Prevention of Domestic Violence in Lebanon; Engaging Men and Boys
As the war in Syria has descended into the world’s deadliest conflict, almost five million people have fled to surrounding countries.1 Protection concerns for over a million Syrian refugees in Lebanon continue to increase. Of 1,048,275 registered Syrian refugees in Lebanon as of March 2016, 80% are women or children.2 Continued displacement and lack of access to work and other coping mechanisms has led to a loss of hope amongst many men and resulted in frustration and negative coping mechanisms.3
In this context, many women have become increasingly vulnerable to domestic violence, and early marriage.4 A UNICEF survey carried out in 2016 revealed that child marriage among Syrian refugees in Lebanon had soared to 39 per cent compared to 13 per cent in pre-conflict Syria.5 The same survey indicated that attitudes towards acceptance of domestic violence are particularly high in the Akkar district of Northern Lebanon which borders neighbouring Syria, and is host to a large amount of Syrian refugees.6

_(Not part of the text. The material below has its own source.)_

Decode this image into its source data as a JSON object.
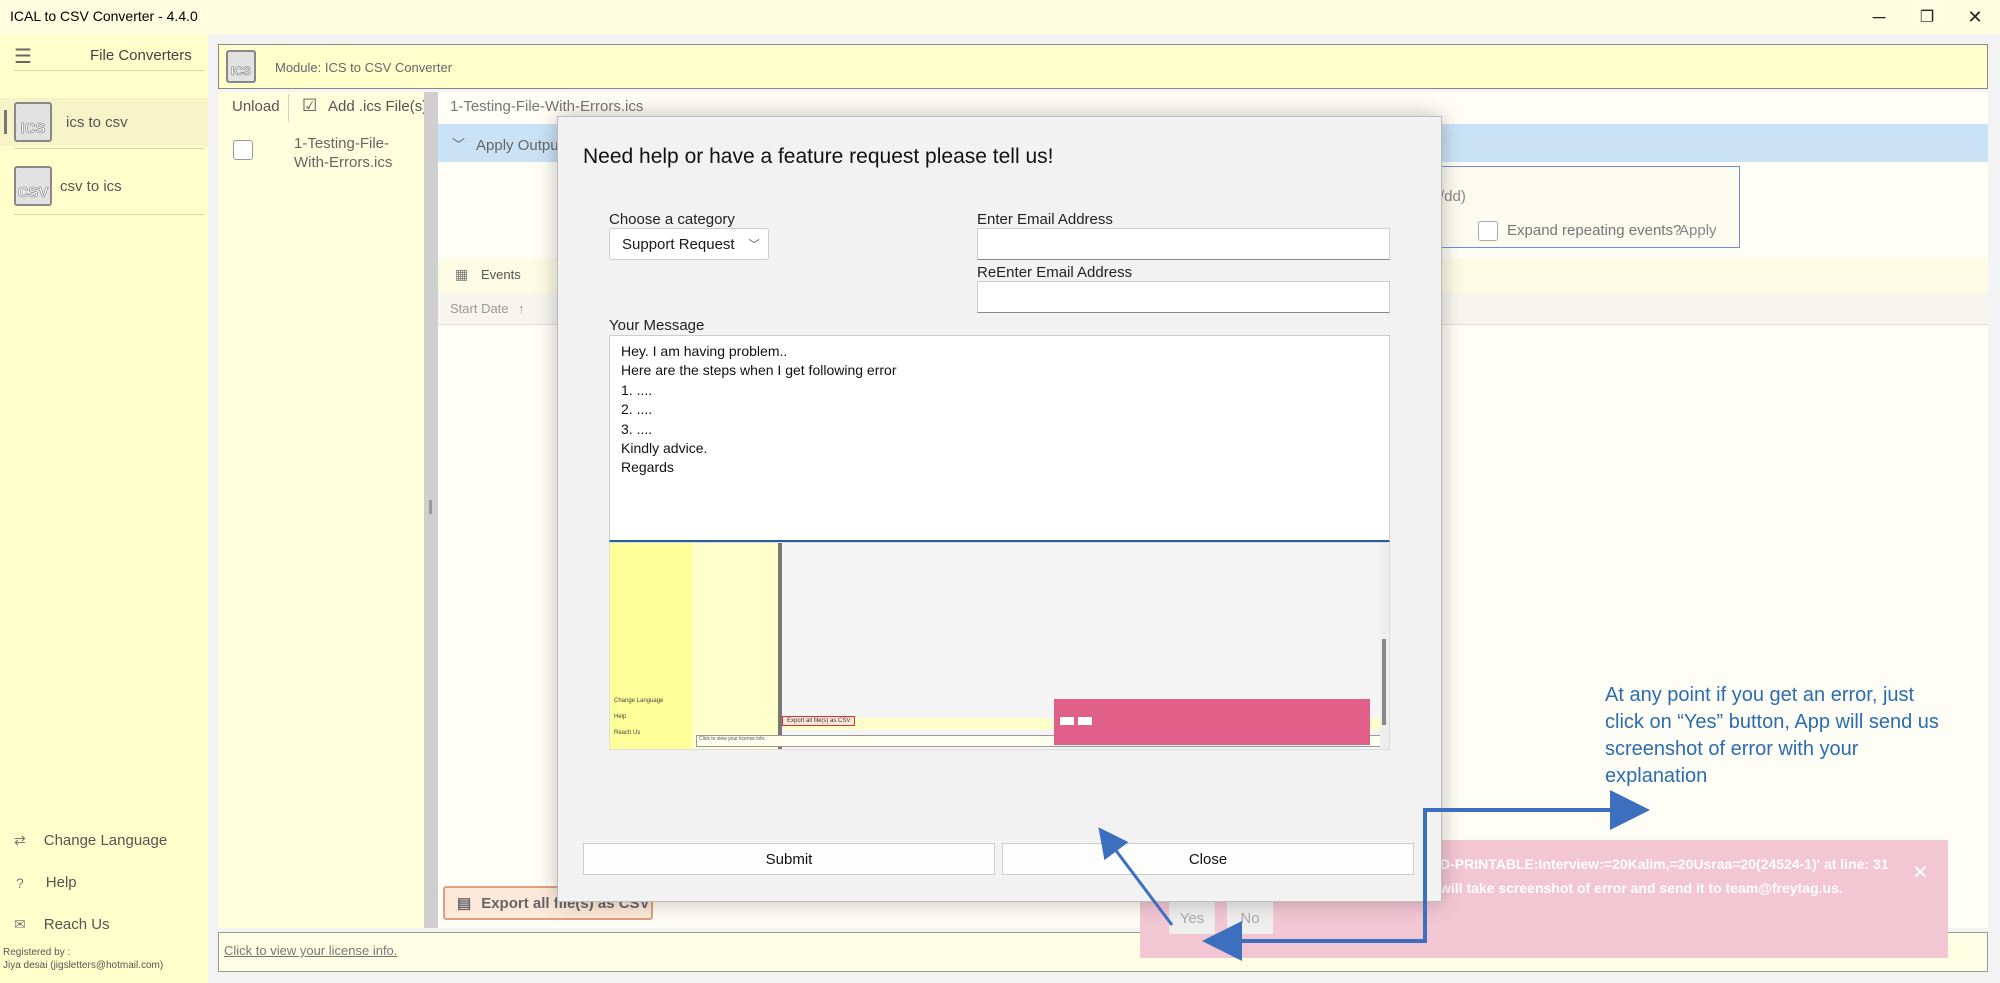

Concern’s Engaging Men programme has a specific focus on preventing and alleviating sexual exploitation and GBV. This is done through dialogue on: concepts and practices of masculinity; the positive and negative use of male power; and education on how gender norms can affect men such that they are harmful to women but also to men and boys themselves.
The programme is based around a 12 week training course structure that uses activities and exercises to understand gender roles and gender relations, gender roles in action, cycles of violence, violence against women and sexual violence, non-violent communication and men as nurturers and caregivers. The programme employs a prevention-focused, community-based approach to help reduce GBV and build up overall community structures.
1 UNHCR (2016) Syrian Regional Refugee Response Portal: http://data.unhcr.org/syrianrefugees/regional.php
3 UNHCR (2015) Culture, Context and the Mental Health and Psychosocial Wellbeing of Syrians: A Review for Mental Health and Psychosocial Support staff working with Syrians Affected by Armed Conflict, p39
4 Amnesty International (2016) ‘I want a Safe Place’ Refugee Women from Syria Uprooted and Unprotected in Lebanon’, p41 & 50
5 UNICEF 2016) Baseline Survey. Available at: https://data.unhcr. org/syrianrefugees/download.php?id=11355
The 2016 evaluation of the Engaging Men programme highlighted a number of significant impacts including:
- The programme facilitated a safe emotional space for men to meet collectively to talk about their problems and to become more attuned and reflective about their relationships with their wives and children.
- Men reported it provided them with a reason and avenue to leave the house; it provided them with a chance to socialise, feel some sense of belonging and expand their social network; and offered some degree of relief from mounting psychological distress and pressure.
- Within their families, results indicated many men expressed greater empathy towards their wives and their needs and increased dialogue and positive time spent with children.
“Because of the rent situation, because of the pressure from the landlord, and because we and the children were hungry, he (Khadija’s husband) began to get depressed. He was shouting at us then he began the hitting, beating, arguing with me all the time….”
Kahdija, a mother of five boys and two girls, lives in a crowded informal settlement on the outskirts of Halba, in the Akkar province of Northern Lebanon. It contrasts sharply with the comfortable home she shared with her husband and their five children in Al Qusayr, about 35km south of Homs. They were forced to flee with their extended family to Lebanon three years ago. Since then, all their life savings have gone on rent for their temporary home. The family has undertaken severe debt, which has in turn created extremely tense conditions in her home.
Khadija and her husband enrolled in the workshop courses run by Concern. The sessions helped her understand what was happening in her family and she enjoyed the comradery with the participants. She said her husband’s mood improved after going to the sessions and the community project, which was built into the session, made him feel in control of his life again. She believes the programme has helped to improve relations with her husband. Kahdija says they sit down together to discuss their problems and try and talk things through unlike before.